We're in a very busy time, right now, so the next few blogs may be a little short. We'll be back to normal in a couple of weeks. __________________________
Can you look into the mirror and be honest with yourself? I mean really honest? Do you know your shortfalls, as well as your skills? What are you doing to mitigate your weaknesses and promote your strengths? I don't want to scare people away by getting all deep and philosophical and such, but it can be helpful to do a personal assessment, now and then. Rather than send you to lie down on the couch with some professional help, let's narrow our scope dramatically and limit this exercise to your photography. (Whew!)
How serious are you about photography? I'm not trying to draw boundaries around your hobby/art/business; I'm trying to get you to be honest with yourself about it. Do you just like looking at the pretty photos? Is it a pastime? Are you trying to stretch your mind and try something new? Do you want to make some extra cash? Or are you really passionate about the entire world of photography, and it consumes vast amounts of your thoughts and time?
Of course, all of these choices are valid, but, if you take the time to place yourself on the continuum, it may help you make some decisions about which camera/lens you should buy or should you spend your vacation money on a cruise or at a photography convention. Your knowledge will help you set realistic goals and time allocations for your pursuit. Because, unlike our discussions here, you can't just separate your entire life into neat, little topics; there are other demands, priorities, and wants vying for your attention, time, and dollars.
The point is to enjoy photography on your own terms. Don't let others dictate your path. If you just want a camera for snapshots, and you don't plan on going further, don't listen to your friend with 16 lenses and the top-of-the-line camera chiding you to join his quest to spend money. If you're not going to dedicate the time to learn Photoshop, why buy it? There are simpler and less expensive alternatives to Photoshop. Use the money to buy a print from one of your favorite photographers. Seriously, this will make both of you happier.
And, conversely, if you are sure that you must make photos to be happy, then get out there and do it. Don't make excuses why you can't. The most common excuse is money, but you can borrow gear or purchase used and third party equipment to save money. Need a flash? A Yongnuo flash is $100. That's quite a discount from a $500+ Canon or Nikon flash. Learn to use your current gear to its fullest extent. Many of today's point and shoots have more capabilities than the "professional," top-end cameras of just 10 years ago. Somehow, the pros still made money with their cameras back then.
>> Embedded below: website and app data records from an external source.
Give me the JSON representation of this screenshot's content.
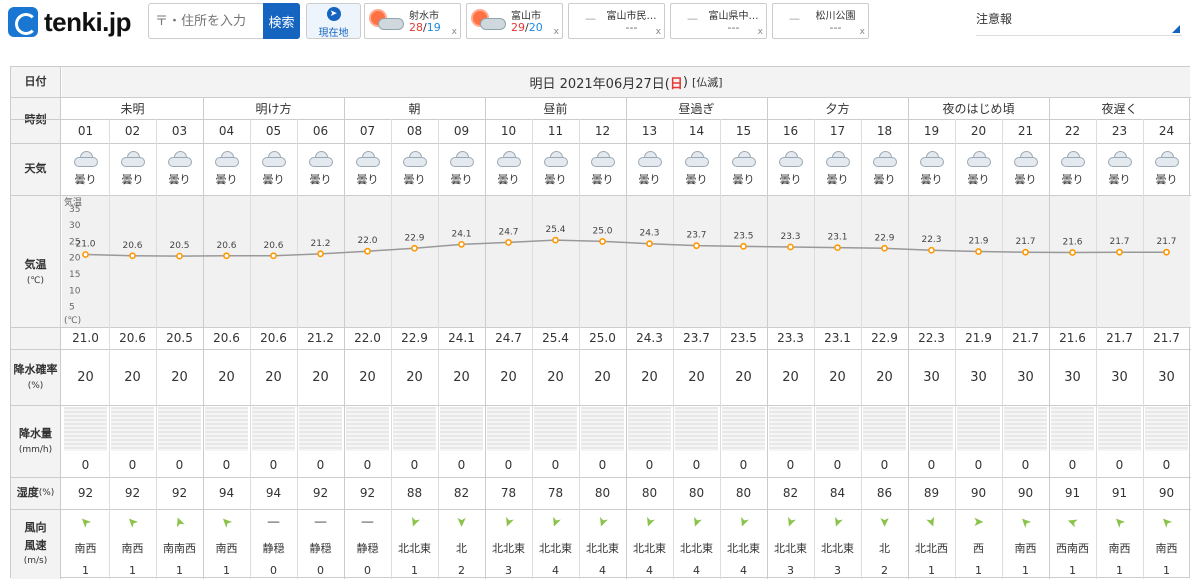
{
  "header": {
    "logo_text": "tenki.jp",
    "search_placeholder": "〒・住所を入力",
    "search_button": "検索",
    "geo_label": "現在地",
    "warnings_label": "注意報",
    "history": [
      {
        "name": "射水市",
        "high": "28",
        "low": "19",
        "has_weather": true
      },
      {
        "name": "富山市",
        "high": "29",
        "low": "20",
        "has_weather": true
      },
      {
        "name": "富山市民…",
        "value": "---",
        "has_weather": false
      },
      {
        "name": "富山県中…",
        "value": "---",
        "has_weather": false
      },
      {
        "name": "松川公園",
        "value": "---",
        "has_weather": false
      }
    ],
    "close_mark": "x"
  },
  "table": {
    "label_date": "日付",
    "date_prefix": "明日 2021年06月27日(",
    "date_day": "日",
    "date_suffix": ")",
    "rokuyo": "[仏滅]",
    "label_time": "時刻",
    "label_weather": "天気",
    "label_temp": "気温",
    "label_temp_unit": "(℃)",
    "label_precip_prob": "降水確率",
    "label_precip_prob_unit": "(%)",
    "label_precip": "降水量",
    "label_precip_unit": "(mm/h)",
    "label_humidity": "湿度",
    "label_humidity_unit": "(%)",
    "label_wind_dir": "風向",
    "label_wind_speed": "風速",
    "label_wind_speed_unit": "(m/s)",
    "periods": [
      "未明",
      "明け方",
      "朝",
      "昼前",
      "昼過ぎ",
      "夕方",
      "夜のはじめ頃",
      "夜遅く"
    ],
    "hours": [
      "01",
      "02",
      "03",
      "04",
      "05",
      "06",
      "07",
      "08",
      "09",
      "10",
      "11",
      "12",
      "13",
      "14",
      "15",
      "16",
      "17",
      "18",
      "19",
      "20",
      "21",
      "22",
      "23",
      "24"
    ],
    "weather": [
      "曇り",
      "曇り",
      "曇り",
      "曇り",
      "曇り",
      "曇り",
      "曇り",
      "曇り",
      "曇り",
      "曇り",
      "曇り",
      "曇り",
      "曇り",
      "曇り",
      "曇り",
      "曇り",
      "曇り",
      "曇り",
      "曇り",
      "曇り",
      "曇り",
      "曇り",
      "曇り",
      "曇り"
    ],
    "weather_icon": "cloud-icon",
    "temperature": [
      "21.0",
      "20.6",
      "20.5",
      "20.6",
      "20.6",
      "21.2",
      "22.0",
      "22.9",
      "24.1",
      "24.7",
      "25.4",
      "25.0",
      "24.3",
      "23.7",
      "23.5",
      "23.3",
      "23.1",
      "22.9",
      "22.3",
      "21.9",
      "21.7",
      "21.6",
      "21.7",
      "21.7"
    ],
    "precip_prob": [
      "20",
      "20",
      "20",
      "20",
      "20",
      "20",
      "20",
      "20",
      "20",
      "20",
      "20",
      "20",
      "20",
      "20",
      "20",
      "20",
      "20",
      "20",
      "30",
      "30",
      "30",
      "30",
      "30",
      "30"
    ],
    "precip": [
      "0",
      "0",
      "0",
      "0",
      "0",
      "0",
      "0",
      "0",
      "0",
      "0",
      "0",
      "0",
      "0",
      "0",
      "0",
      "0",
      "0",
      "0",
      "0",
      "0",
      "0",
      "0",
      "0",
      "0"
    ],
    "humidity": [
      "92",
      "92",
      "92",
      "94",
      "94",
      "92",
      "92",
      "88",
      "82",
      "78",
      "78",
      "80",
      "80",
      "80",
      "80",
      "82",
      "84",
      "86",
      "89",
      "90",
      "90",
      "91",
      "91",
      "90"
    ],
    "wind_dir": [
      "南西",
      "南西",
      "南南西",
      "南西",
      "静穏",
      "静穏",
      "静穏",
      "北北東",
      "北",
      "北北東",
      "北北東",
      "北北東",
      "北北東",
      "北北東",
      "北北東",
      "北北東",
      "北北東",
      "北",
      "北北西",
      "西",
      "南西",
      "西南西",
      "南西",
      "南西"
    ],
    "wind_speed": [
      "1",
      "1",
      "1",
      "1",
      "0",
      "0",
      "0",
      "1",
      "2",
      "3",
      "4",
      "4",
      "4",
      "4",
      "4",
      "3",
      "3",
      "2",
      "1",
      "1",
      "1",
      "1",
      "1",
      "1"
    ],
    "colors": {
      "wind_icon": "#8bc34a",
      "temp_line": "#999999",
      "temp_dot": "#ff9800",
      "sunday": "#e53935"
    }
  },
  "chart_data": {
    "type": "line",
    "ylabel": "気温",
    "ylabel_unit": "(℃)",
    "y_ticks": [
      "35",
      "30",
      "25",
      "20",
      "15",
      "10",
      "5"
    ],
    "ylim": [
      0,
      38
    ],
    "x": [
      "01",
      "02",
      "03",
      "04",
      "05",
      "06",
      "07",
      "08",
      "09",
      "10",
      "11",
      "12",
      "13",
      "14",
      "15",
      "16",
      "17",
      "18",
      "19",
      "20",
      "21",
      "22",
      "23",
      "24"
    ],
    "values": [
      21.0,
      20.6,
      20.5,
      20.6,
      20.6,
      21.2,
      22.0,
      22.9,
      24.1,
      24.7,
      25.4,
      25.0,
      24.3,
      23.7,
      23.5,
      23.3,
      23.1,
      22.9,
      22.3,
      21.9,
      21.7,
      21.6,
      21.7,
      21.7
    ]
  }
}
Artists weren't waiting around for better cameras to pursue their art. And nobody looking at your beautiful photo will ask or care what equipment you used to create it.
[Stepping down from the soapbox.]
This rant brought to you because we constantly see people in our emails, training, and photowalks who feel like there is only one way to participate in photography or be a "real" photographer. There are soooo many ways for you to enjoy it. Once you determine your photographic priorities and let the rest fall away, you'll have much more fun. And, of course, you can change your position along the continuum whenever you want. We hope, wherever you are, you'll continue to enjoy photography with us here at Efcubed Photography.
Pardon my tone. I'm OK now. I think I'll go take a nap.